October 18 was Persons Day in Canada. It marks the date when women were recognized as persons under Canadian law.
A lot has changed for Canadian and American women in the past eighty years. Our rights and our ability to access those rights have increased. The question is, have our workplaces adjusted to reflect those changes?
According to the recently released Shriver Report, the answer to that question is a resounding no. The report, authored by First Lady of California Maria Shriver and the Center for American Progress, documents the fact that in 2009, for the first time in history, women will make up half of all U.S. workers. Mothers are the primary breadwinners or co-breadwinners in nearly two-thirds of American families. And that, states the report, creates a “woman’s nation that changes everything”.
The problem is that neither society nor most of our workplaces have instituted the kinds of fundamental changes needed to support this new reality.

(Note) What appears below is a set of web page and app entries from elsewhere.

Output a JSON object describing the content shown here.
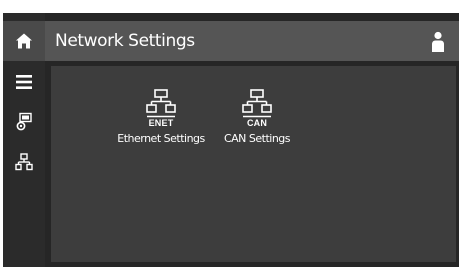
{
  "header": {
    "title": "Network Settings",
    "user_icon": "user-icon"
  },
  "sidebar": {
    "items": [
      {
        "icon": "home-icon",
        "active": true
      },
      {
        "icon": "menu-icon",
        "active": false
      },
      {
        "icon": "device-settings-icon",
        "active": false
      },
      {
        "icon": "network-icon",
        "active": false
      }
    ]
  },
  "tiles": [
    {
      "tag": "ENET",
      "label": "Ethernet Settings",
      "icon": "network-icon"
    },
    {
      "tag": "CAN",
      "label": "CAN Settings",
      "icon": "network-icon"
    }
  ],
  "colors": {
    "frame_bg": "#262626",
    "header_bg": "#555555",
    "content_bg": "#3d3d3d",
    "active_sidebar": "#4a4a4a",
    "foreground": "#ffffff"
  }
}
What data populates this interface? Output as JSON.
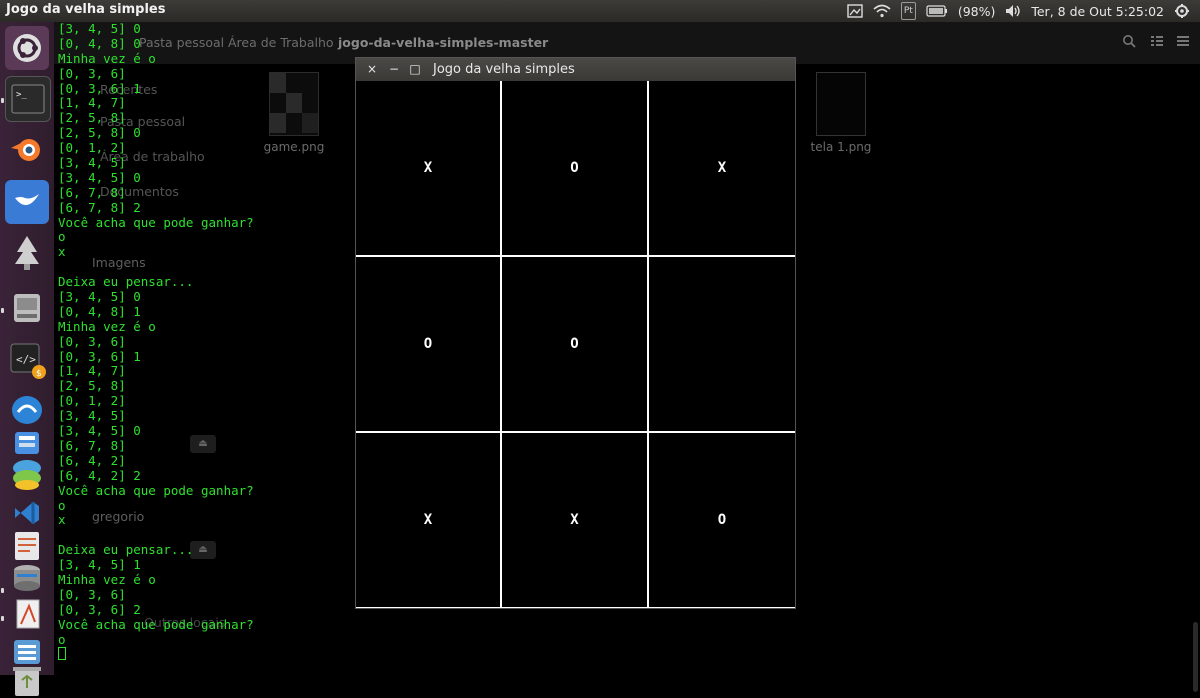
{
  "topbar": {
    "app_title": "Jogo da velha simples",
    "battery": "(98%)",
    "datetime": "Ter,  8 de Out  5:25:02",
    "keyboard_badge": "Pt",
    "icons": [
      "graphics-tray-icon",
      "wifi-icon",
      "keyboard-layout-icon",
      "battery-icon",
      "volume-icon",
      "power-gear-icon"
    ]
  },
  "launcher": {
    "items": [
      "ubuntu-dash",
      "terminal",
      "blender",
      "shotwell",
      "inkscape",
      "files",
      "code-editor",
      "app-store",
      "software-center",
      "color-app",
      "vscode",
      "text-editor",
      "disk-utility",
      "document-viewer",
      "sublime-text",
      "trash"
    ]
  },
  "filemanager": {
    "breadcrumbs": [
      "Pasta pessoal",
      "Área de Trabalho",
      "jogo-da-velha-simples-master"
    ],
    "sidebar": [
      "Recentes",
      "Pasta pessoal",
      "Área de trabalho",
      "Documentos",
      "Imagens",
      "gregorio",
      "Outros locais"
    ],
    "files": [
      {
        "name": "game.png"
      },
      {
        "name": "tela 1.png"
      }
    ]
  },
  "terminal": {
    "lines": [
      "[3, 4, 5] 0",
      "[0, 4, 8] 0",
      "Minha vez é o",
      "[0, 3, 6]",
      "[0, 3, 6] 1",
      "[1, 4, 7]",
      "[2, 5, 8]",
      "[2, 5, 8] 0",
      "[0, 1, 2]",
      "[3, 4, 5]",
      "[3, 4, 5] 0",
      "[6, 7, 8]",
      "[6, 7, 8] 2",
      "Você acha que pode ganhar?",
      "o",
      "x",
      "",
      "Deixa eu pensar...",
      "[3, 4, 5] 0",
      "[0, 4, 8] 1",
      "Minha vez é o",
      "[0, 3, 6]",
      "[0, 3, 6] 1",
      "[1, 4, 7]",
      "[2, 5, 8]",
      "[0, 1, 2]",
      "[3, 4, 5]",
      "[3, 4, 5] 0",
      "[6, 7, 8]",
      "[6, 4, 2]",
      "[6, 4, 2] 2",
      "Você acha que pode ganhar?",
      "o",
      "x",
      "",
      "Deixa eu pensar...",
      "[3, 4, 5] 1",
      "Minha vez é o",
      "[0, 3, 6]",
      "[0, 3, 6] 2",
      "Você acha que pode ganhar?",
      "o"
    ]
  },
  "game": {
    "window_title": "Jogo da velha simples",
    "close_glyph": "×",
    "minimize_glyph": "−",
    "maximize_glyph": "□",
    "cells": [
      "X",
      "O",
      "X",
      "O",
      "O",
      "",
      "X",
      "X",
      "O"
    ]
  }
}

Increasing numbers of workers are juggling work, child care and elder care responsibilities. The report found that a majority of both women and men want more flexibility at work. It also found that a majority of individuals are not getting that flexibility and further, that they are afraid to ask for it.
When I interviewed Jane Sillberg, former HR Director of Intuit Canada for my book Road to Respect: Path to Profit, she told me that one of the practices that supports Intuit’s consistently high level of employee engagement is respect for the whole person. “In the 70’s and 80s I often heard leave your personal life at the door. That makes no sense to me. We don’t just tolerate personal lives, we embrace them. If your child gets sick in the middle of the day what can you do? We don’t worry about which day off they access. We say how can we help? We want them to deal with the situation and come back to work comfortable that they can be there.”
As First Lady Michelle Obama has said, “If you are worried about your children, you can’t breath”. Workplaces that want engaged and focused employees must create workplace cultures that respect the whole person. A respectful workplace culture supports and empowers employees by creating a safe environment where employees feel safe to speak up. Now is the time to start the conversation with employees, both women and men, to determine what policies and practices need to shift in order to demonstrate respect to the whole person and allow each employee to be focused, committed and productive at work.
Employers need to realize that our personal lives do impact how engaged we are at work and easing those concerns, when possible, increases employee engagement and satisfaction.